D is away for a week, and man, I have to say - I really don't miss living alone, and/or being a bachelor. It's not easy to cook for just one, and I'm trying to watch the pennies, so going out isn't as much an option either. Phew! This makes me want to set up some of my single friends, just to relieve them of their misery!

Read More......

Jul 1, 2004

Terror Alert: Watch for evidence of rope-burns, noogie marks, and wedgies...

Digital Rotation:
Sounds of Summer '04: A Brownout Mix (ask really nice, and I'll send you one!)

You MUST be kidding. So now we're profiling under the guise of supposed evidence of terrorist camp hazing? Can you imagine? If someone gets roughed up in the process of being questioned at the airport, that in turn could be cited as adequate reason for suspicion. Are we getting closer and closer to the pre-crime unit portrayed in Spielberg's prophetic Minority Report?
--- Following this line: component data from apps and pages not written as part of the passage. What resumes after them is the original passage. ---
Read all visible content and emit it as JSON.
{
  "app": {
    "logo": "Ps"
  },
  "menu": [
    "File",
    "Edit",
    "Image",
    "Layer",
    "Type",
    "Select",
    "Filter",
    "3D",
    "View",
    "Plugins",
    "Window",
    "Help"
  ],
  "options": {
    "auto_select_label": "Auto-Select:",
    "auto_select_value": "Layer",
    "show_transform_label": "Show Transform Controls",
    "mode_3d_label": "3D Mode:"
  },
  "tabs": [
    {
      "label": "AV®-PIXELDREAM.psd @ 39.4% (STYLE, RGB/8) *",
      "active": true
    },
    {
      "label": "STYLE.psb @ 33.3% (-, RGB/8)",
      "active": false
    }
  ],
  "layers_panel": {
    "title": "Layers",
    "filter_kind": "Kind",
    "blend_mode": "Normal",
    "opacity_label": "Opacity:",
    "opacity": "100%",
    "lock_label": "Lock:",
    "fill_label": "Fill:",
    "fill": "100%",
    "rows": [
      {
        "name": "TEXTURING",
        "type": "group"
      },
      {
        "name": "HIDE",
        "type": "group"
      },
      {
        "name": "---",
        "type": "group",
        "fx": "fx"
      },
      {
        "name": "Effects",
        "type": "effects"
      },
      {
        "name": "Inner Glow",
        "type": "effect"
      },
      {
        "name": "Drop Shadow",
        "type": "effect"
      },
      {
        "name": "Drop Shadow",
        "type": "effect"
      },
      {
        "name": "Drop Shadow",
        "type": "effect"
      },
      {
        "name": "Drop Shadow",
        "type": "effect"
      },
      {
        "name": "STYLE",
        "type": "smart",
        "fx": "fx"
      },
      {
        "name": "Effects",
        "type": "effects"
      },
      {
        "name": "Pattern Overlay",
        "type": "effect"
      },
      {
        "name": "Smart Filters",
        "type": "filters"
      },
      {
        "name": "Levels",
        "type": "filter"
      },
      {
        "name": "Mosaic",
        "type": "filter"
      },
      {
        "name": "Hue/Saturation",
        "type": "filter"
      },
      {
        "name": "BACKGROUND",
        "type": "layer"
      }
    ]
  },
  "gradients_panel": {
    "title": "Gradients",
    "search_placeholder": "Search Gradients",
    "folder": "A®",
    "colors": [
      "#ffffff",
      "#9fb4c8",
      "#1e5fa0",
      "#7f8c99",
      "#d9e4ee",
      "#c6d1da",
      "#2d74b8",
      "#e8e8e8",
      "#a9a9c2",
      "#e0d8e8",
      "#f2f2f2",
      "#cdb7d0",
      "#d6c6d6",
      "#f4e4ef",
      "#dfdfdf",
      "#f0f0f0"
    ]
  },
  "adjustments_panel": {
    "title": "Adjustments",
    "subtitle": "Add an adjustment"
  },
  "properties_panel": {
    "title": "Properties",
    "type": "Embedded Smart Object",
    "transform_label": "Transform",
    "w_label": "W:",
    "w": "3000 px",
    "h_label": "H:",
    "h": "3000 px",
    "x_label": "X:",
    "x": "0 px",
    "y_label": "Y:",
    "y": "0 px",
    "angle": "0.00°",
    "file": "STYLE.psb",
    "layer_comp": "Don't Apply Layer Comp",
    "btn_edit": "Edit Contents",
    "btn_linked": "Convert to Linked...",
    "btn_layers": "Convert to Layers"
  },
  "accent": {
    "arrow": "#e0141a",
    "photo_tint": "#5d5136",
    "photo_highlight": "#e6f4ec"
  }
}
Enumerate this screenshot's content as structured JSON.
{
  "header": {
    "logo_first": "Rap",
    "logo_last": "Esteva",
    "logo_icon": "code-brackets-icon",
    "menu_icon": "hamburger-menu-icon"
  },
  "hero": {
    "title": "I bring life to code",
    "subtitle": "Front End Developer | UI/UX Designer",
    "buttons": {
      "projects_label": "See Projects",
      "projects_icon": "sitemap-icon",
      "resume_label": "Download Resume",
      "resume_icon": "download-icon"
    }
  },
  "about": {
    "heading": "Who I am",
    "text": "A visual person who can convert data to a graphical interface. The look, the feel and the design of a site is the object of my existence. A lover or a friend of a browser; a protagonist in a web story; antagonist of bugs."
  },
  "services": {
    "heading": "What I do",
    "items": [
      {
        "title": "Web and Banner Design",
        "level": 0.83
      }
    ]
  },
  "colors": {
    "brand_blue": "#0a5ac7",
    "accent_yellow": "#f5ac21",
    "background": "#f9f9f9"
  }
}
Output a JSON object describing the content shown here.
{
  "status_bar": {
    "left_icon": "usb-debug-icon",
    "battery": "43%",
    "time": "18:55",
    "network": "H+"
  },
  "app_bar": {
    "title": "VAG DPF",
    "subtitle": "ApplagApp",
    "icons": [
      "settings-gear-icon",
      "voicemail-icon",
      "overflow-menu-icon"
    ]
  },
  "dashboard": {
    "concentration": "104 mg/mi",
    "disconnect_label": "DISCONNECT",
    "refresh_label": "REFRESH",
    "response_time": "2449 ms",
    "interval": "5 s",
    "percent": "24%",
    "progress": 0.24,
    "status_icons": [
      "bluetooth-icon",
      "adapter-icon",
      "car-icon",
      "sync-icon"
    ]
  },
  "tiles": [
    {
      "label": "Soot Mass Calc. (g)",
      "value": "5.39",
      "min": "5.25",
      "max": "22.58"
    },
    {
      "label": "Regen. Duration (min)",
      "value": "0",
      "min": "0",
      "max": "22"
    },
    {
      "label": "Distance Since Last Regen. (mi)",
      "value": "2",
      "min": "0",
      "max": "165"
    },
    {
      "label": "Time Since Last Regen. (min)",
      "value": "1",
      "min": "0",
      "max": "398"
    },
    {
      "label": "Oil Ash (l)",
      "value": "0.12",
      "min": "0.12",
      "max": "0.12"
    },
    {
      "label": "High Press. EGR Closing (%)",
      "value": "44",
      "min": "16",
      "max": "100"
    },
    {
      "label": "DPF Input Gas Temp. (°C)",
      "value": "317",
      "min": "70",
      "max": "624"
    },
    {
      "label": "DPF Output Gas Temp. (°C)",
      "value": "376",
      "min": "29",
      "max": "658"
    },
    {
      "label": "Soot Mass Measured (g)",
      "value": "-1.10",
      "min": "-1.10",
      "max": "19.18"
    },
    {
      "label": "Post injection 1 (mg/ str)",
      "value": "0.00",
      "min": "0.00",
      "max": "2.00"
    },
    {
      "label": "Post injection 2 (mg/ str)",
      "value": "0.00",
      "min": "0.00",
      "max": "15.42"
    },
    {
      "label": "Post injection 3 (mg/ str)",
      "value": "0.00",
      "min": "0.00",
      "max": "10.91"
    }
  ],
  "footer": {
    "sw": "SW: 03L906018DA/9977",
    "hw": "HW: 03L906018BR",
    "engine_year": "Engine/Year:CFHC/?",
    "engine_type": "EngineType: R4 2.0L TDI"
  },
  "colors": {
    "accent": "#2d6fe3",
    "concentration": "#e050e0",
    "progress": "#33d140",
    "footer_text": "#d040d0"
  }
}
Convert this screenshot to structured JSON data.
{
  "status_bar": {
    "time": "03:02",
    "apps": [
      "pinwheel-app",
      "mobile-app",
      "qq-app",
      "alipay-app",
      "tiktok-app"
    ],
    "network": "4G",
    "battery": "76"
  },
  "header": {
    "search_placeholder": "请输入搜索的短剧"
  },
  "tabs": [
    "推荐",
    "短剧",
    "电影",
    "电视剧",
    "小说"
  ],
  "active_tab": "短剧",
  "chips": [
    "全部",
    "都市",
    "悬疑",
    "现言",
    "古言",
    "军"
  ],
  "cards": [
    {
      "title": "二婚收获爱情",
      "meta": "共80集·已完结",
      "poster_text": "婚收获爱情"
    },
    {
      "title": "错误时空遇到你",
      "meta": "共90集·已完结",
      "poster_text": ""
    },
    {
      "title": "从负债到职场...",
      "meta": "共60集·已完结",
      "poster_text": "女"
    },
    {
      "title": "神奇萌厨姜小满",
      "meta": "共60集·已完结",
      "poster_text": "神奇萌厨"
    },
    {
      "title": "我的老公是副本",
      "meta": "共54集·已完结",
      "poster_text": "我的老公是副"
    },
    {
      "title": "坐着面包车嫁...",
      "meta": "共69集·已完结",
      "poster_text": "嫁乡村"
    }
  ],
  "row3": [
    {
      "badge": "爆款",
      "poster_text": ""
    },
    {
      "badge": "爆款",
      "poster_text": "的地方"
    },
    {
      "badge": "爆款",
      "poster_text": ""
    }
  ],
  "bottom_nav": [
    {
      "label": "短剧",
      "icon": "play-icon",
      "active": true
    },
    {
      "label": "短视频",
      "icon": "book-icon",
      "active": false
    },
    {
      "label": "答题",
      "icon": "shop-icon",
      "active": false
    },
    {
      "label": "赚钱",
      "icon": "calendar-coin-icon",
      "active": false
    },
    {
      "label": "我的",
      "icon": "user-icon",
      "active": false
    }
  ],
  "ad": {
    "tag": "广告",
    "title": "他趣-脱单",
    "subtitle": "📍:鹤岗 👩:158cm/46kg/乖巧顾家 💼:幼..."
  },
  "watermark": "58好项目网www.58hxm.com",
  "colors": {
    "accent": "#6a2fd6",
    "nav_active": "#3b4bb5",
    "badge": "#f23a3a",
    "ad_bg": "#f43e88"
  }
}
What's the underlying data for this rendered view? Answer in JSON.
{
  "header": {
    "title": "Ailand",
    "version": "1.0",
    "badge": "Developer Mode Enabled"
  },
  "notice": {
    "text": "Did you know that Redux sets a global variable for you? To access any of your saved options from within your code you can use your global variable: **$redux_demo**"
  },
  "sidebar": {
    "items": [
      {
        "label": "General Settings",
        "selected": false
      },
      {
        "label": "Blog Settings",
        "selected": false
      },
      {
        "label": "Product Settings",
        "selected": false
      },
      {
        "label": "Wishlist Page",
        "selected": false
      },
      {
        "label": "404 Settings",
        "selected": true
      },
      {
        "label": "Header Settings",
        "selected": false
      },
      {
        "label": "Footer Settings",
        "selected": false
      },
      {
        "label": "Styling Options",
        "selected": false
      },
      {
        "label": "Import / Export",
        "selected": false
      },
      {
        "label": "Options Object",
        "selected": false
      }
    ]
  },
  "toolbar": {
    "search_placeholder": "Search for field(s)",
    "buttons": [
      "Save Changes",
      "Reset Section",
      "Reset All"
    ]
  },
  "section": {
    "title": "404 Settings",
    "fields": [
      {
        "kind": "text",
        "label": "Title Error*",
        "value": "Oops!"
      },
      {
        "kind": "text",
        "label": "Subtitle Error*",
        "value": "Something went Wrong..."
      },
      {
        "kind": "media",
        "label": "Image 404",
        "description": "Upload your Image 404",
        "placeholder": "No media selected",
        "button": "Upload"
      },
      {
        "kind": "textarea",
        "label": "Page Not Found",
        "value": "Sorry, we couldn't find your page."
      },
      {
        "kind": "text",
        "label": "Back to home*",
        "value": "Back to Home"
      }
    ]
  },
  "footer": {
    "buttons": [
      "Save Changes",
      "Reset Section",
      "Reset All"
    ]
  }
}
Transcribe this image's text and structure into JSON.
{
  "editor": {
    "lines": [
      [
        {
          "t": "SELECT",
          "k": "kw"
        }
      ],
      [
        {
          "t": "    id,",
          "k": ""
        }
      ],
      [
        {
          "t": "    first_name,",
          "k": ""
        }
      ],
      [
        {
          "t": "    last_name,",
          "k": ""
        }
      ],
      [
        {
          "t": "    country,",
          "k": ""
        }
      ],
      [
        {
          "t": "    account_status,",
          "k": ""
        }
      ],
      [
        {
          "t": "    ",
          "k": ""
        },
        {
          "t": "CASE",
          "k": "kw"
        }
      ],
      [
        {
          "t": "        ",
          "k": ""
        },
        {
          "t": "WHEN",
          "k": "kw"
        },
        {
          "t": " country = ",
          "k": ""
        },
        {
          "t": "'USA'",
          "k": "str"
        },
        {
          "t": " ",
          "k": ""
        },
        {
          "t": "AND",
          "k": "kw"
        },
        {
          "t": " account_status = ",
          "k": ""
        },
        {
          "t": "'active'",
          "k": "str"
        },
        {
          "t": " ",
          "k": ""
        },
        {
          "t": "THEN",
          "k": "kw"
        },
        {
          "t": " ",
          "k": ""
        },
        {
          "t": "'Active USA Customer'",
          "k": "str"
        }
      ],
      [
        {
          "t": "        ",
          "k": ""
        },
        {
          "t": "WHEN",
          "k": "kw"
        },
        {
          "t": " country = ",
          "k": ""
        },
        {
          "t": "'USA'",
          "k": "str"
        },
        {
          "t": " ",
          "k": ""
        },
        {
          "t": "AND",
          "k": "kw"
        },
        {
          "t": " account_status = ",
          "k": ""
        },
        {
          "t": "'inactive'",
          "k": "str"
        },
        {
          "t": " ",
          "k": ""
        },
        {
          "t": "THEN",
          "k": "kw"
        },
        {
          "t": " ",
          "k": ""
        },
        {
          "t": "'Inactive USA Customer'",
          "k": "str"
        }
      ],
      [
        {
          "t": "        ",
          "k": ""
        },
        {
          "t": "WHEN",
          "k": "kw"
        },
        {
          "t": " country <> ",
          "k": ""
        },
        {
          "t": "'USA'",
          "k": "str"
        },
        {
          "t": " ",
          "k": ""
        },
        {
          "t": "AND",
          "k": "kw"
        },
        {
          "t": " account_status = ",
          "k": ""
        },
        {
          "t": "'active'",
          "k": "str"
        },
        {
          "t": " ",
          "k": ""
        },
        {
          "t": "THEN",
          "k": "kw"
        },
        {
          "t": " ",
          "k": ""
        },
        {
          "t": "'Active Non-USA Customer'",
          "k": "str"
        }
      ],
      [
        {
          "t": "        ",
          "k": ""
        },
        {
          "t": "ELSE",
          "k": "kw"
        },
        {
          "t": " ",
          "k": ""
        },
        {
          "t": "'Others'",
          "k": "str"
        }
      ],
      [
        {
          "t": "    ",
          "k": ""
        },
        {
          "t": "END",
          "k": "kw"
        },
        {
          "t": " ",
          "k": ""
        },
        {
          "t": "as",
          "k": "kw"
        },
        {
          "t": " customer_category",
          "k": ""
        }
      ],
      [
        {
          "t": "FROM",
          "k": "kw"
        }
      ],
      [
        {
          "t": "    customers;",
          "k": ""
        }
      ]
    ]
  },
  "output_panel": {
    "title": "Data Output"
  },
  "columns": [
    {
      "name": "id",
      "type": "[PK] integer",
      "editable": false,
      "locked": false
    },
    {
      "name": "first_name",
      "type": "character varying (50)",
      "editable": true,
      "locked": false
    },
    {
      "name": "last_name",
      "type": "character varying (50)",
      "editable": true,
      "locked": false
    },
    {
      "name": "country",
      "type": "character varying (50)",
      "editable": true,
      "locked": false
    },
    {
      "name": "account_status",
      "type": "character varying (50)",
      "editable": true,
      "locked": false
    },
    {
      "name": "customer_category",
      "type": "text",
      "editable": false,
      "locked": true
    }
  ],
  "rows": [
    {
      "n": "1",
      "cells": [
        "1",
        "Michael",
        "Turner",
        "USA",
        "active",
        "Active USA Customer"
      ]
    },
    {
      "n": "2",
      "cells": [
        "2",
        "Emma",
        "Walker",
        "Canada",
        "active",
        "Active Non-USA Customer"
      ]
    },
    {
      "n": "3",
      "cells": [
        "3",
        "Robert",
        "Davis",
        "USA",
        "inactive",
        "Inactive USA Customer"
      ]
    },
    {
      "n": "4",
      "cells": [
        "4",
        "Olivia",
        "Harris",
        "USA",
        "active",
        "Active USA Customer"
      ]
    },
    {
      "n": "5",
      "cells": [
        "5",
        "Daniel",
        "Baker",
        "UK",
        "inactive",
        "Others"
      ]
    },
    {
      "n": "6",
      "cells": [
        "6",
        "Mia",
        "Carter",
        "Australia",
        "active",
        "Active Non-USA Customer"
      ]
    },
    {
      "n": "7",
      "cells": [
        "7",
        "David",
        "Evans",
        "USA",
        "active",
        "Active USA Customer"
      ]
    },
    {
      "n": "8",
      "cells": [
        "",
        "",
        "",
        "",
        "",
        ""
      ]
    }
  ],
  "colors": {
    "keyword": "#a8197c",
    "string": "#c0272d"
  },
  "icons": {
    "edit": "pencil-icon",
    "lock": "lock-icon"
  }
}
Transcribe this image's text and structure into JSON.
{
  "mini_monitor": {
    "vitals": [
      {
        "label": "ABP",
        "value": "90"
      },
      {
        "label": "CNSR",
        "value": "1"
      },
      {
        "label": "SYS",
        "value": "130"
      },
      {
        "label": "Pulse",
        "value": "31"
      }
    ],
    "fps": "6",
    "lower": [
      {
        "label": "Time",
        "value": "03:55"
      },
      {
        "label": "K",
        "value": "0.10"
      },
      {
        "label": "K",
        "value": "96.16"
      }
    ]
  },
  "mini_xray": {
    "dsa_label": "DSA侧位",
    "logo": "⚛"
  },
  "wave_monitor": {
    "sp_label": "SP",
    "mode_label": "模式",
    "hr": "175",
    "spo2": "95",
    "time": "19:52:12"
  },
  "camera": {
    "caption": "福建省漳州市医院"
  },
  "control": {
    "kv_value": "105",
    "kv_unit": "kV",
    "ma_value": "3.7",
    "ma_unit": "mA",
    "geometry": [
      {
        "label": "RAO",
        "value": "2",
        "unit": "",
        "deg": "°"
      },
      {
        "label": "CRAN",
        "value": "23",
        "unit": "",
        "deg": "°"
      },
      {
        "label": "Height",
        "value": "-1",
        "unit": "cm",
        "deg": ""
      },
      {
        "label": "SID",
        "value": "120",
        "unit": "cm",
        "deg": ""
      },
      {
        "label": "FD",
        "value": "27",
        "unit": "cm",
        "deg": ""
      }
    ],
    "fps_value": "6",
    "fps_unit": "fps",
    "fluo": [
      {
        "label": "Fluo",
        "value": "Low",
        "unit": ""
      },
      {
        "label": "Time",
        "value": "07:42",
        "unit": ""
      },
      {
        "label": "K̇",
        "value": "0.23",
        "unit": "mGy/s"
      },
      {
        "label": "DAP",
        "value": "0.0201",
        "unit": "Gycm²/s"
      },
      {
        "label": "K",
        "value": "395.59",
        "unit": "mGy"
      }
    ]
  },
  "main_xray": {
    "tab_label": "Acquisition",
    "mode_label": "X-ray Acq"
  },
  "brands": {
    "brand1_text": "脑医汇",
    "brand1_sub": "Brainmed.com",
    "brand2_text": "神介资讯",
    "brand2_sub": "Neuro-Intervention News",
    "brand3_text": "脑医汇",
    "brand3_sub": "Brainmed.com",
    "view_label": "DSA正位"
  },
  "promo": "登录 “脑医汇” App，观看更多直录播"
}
U.S. Customs targeting Pakistanis
Wednesday, June 30, 2004 Posted: 7:27 AM EDT (1127 GMT)

WASHINGTON (CNN) -- A bulletin from the U.S. Customs and Border Protection department asks inspectors at the country's major airports to closely examine all passengers of Pakistani descent for injuries that may have been incurred in terrorist training camps, a U.S. official has confirmed to CNN.

A two-page "action" bulletin, dated June 17, says recent intelligence from Pakistan and elsewhere indicates that people of Pakistani descent "are increasingly being identified with" extremist activities, "including supporting [and] protecting the operations of terrorist training camps in Pakistan."

The document says U.S. officials believe "many of the individuals trained in the Pakistani camps are destined to commit illegal activities in the United States."

However, a U.S. official told CNN there is no specific information to suggest such individuals are headed to the United States.

The official also said that the department of Customs and Border Protection does "not target anyone based on race," but it does pay close attention to areas where terrorists are known to operate.

"We can't discuss intelligence operations or information," the official said.

In the bulletin, airport inspectors are advised to closely look at people of Pakistani descent who have taken short trips to Pakistan that were not related to family or business reasons and examine them for injuries like "rope burns ... unusual bruises ... [and] scars," -- injuries that may have come from training in terror camps.

"Officers should look for indications the individual engaged in rappelling activities (rope burns on arms/legs)," the bulletin said.

They should also examine people for "unusual bruises resulting from obstacle course activities."

-- CNN Homeland Security Correspondent Jeanne Meserve contributed to this

Read More......